It’s moments like this that coax my soul away from the canyon called overwhelmed and back into the land of being enough, imperfectly so. Moments when I’m supposed to be somewhere else doing something, fighting my fights for an education or a career or rent money or a relationship or hair that seems washed, or something else that I really do want or think I want or sometimes want. Moments when I’m horizontal on the couch instead, sipping coffee, listening to the rain, humming myself right out of tune. In my defense—not that I need one, that’s what I’m saying—I’m sick. But the longer I sip my coffee, snuggled under a blanket, watching videos of sloths taking baths, the more alive, the more refreshed, the more healed I feel.
Don’t get me wrong, and don’t get yourself worried. I wasn’t spiraling into any sort of dark, sad-filled thing. I was just feeling kind of stretched out, with not very many days to stop and look around and think about my toes and listen to my stomach gurgle. Don’t you know your toes deserve your thoughts every now and then?
And then, I spent a couple of days feeling rather crappy, for lack of a better word. It wasn’t that I could put a finger on what felt wrong, but I felt off. I felt tired and achy and I was all “Somebody make me some tea!” but all my moms were far away and I just couldn’t figure out what was up, besides that I felt like it was all too much. At the same time, I couldn’t imagine checking out of life for a headache, and when the people who love me well kept asking me to do so, I thought, “Don’t you know I could never go home? Don’t you know they need me?” So even when the doctor told me, rather matter-of-factly, that I had an infection in my head (and she led with that phrasing, “infection in the head”), I thought, “well, that’s the pits, but you know I have to be at work at 8 a.m., don’t you? You know those people rely on me to size their photos and you know none of them know commas like I do, don’t you?”

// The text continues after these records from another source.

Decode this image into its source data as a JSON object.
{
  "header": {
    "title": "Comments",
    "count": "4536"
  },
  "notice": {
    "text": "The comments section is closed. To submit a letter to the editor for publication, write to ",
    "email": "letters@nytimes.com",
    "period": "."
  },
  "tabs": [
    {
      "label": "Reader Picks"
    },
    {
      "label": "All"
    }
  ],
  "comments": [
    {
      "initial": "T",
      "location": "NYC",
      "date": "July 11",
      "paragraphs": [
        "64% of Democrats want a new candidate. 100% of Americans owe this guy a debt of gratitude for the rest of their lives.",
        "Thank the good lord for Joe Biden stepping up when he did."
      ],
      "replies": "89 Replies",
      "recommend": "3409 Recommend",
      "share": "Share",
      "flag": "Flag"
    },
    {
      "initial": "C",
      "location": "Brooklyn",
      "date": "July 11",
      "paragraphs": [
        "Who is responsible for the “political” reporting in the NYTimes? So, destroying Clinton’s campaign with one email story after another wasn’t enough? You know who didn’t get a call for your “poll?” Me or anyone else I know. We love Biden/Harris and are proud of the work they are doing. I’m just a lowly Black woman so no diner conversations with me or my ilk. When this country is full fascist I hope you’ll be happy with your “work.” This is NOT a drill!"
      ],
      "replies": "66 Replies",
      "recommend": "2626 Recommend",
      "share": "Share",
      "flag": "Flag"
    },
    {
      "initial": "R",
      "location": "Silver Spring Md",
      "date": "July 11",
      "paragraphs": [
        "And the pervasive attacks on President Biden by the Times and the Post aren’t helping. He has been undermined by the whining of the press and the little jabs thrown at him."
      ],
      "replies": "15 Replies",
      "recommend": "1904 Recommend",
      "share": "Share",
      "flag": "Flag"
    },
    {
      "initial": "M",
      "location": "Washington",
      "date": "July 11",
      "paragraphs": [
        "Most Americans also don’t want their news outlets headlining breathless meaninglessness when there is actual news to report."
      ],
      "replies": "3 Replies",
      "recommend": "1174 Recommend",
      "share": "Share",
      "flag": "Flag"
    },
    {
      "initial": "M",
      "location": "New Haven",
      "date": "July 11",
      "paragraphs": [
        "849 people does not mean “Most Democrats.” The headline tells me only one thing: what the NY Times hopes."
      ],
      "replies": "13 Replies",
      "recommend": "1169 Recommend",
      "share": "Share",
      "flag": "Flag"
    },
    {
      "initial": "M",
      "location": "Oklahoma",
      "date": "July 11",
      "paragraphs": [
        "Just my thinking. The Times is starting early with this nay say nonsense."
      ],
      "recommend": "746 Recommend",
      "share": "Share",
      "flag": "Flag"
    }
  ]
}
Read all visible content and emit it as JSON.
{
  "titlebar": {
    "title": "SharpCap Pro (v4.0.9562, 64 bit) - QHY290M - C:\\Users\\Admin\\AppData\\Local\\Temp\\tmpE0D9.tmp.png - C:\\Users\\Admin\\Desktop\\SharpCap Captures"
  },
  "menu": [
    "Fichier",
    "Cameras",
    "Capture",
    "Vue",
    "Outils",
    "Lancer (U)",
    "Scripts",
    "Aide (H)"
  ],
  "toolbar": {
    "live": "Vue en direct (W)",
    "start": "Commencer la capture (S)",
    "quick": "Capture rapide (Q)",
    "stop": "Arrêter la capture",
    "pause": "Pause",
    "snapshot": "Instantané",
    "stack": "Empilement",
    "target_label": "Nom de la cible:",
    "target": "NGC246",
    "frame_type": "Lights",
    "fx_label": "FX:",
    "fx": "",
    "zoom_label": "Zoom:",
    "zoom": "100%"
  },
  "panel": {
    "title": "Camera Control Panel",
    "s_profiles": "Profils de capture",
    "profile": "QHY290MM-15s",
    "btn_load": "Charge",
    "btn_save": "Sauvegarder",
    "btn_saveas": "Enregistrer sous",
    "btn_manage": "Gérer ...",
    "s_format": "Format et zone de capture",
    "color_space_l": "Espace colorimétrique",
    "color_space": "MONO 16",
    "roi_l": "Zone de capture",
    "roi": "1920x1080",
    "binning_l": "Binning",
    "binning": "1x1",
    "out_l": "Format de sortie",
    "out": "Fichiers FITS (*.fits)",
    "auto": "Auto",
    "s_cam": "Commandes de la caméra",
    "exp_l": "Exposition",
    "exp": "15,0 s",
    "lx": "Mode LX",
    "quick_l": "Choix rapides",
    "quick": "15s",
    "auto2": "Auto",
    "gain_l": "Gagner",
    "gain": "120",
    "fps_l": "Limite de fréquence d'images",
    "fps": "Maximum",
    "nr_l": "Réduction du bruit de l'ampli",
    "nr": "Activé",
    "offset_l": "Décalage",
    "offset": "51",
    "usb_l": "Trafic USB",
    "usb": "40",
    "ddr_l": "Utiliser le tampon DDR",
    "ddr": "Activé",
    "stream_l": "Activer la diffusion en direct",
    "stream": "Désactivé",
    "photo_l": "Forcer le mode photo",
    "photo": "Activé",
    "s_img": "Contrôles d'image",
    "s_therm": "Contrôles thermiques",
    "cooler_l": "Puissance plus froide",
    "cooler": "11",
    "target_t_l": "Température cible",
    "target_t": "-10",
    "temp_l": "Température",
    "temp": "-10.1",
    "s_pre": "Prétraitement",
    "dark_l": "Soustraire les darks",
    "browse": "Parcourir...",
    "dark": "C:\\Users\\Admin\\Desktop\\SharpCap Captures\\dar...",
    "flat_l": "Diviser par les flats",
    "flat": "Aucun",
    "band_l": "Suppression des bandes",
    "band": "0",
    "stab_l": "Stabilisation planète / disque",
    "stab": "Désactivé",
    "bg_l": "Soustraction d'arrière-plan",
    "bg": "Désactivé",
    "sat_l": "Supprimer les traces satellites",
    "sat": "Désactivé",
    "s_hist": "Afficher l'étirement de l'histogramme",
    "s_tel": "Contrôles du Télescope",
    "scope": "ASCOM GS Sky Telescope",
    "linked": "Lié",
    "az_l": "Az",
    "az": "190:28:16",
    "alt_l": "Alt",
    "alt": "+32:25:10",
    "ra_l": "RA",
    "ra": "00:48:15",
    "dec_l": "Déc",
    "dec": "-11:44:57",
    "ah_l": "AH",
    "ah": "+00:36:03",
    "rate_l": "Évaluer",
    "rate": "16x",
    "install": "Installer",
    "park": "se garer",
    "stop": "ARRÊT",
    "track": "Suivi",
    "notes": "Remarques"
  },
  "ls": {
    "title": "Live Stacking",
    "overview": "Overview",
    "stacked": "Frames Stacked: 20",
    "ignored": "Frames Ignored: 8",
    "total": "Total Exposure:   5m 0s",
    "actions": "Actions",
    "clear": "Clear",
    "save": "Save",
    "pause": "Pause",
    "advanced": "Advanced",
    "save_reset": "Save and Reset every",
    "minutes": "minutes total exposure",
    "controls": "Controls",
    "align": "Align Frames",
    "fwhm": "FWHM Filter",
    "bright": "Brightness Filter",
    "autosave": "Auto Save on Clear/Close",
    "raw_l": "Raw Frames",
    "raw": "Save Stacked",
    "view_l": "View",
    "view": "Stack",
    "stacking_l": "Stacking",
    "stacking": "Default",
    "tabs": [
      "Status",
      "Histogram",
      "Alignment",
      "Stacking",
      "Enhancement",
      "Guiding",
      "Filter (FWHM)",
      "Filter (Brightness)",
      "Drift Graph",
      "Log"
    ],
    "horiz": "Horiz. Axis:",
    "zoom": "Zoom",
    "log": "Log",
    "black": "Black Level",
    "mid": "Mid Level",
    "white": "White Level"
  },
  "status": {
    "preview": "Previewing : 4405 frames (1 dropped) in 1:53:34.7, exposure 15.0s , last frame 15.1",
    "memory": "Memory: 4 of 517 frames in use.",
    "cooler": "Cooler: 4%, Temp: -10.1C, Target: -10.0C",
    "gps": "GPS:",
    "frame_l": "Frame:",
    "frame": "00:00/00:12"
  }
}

And of course, the truth of the matter is that they’ve taught me all I know, but that’s a secret. Hemingway said to let them think you’re born a writer, but these people make me look good.
It wasn’t until 4 a.m. this morning that I realized my comma skills—their being remarkable being rather debatable—could, in fact, be lived without. And perhaps it was the haze of bacterial-ridden sleep, but I thought to myself, “I can’t get up in three hours for commas.” And right then and there, I wrote an email that said just that in a really nice, hopefully coherent way, and I went back to sleep (and dreamt some really strange dreams, but that’s another post for another rainy day.)
It’s incredible, really. I’m missing literature as we speak, and Samuel Taylor Coleridge has not called me yet and scolded me for missing out on the analysis of the scintillating “Rime of the Ancient Mariner,” which is good on multiple levels, because if he did, I might have more bacterial side effects than originally thought. I haven’t gotten any frantic calls from the office, with someone wailing, “I CAN”T FIGURE OUT THIS RUN-ON SENTENCE, RUN, DON”T WALK!” Perfectly fine, since I can’t tout my run-on sentence skills. It must be true, then; my sitting on the couch hasn’t broken all that many hearts. In fact, it has healed one indeed.
The good news (maybe I should have led with this) is that I’m perfectly fine, especially two antibiotic doses in, and I’ll be back in the game soon (read: I’m going into work at 2 p.m. today.) Alright, so it was really just a few hours of wallowing, but any more and I’d start organizing Tupperware and talking to my toes. Off all my revelations, here’s the most important one, right in the middle of my bible reading for the day. Almost certainly, it crafted for my heart on this very day, and you’d better believe I am thankful for it.
“The LORD will fight for you; you need only to be still.” —Exodus 14:14
On the strength and beauty of that promise, I think I’ll have another cup of coffee.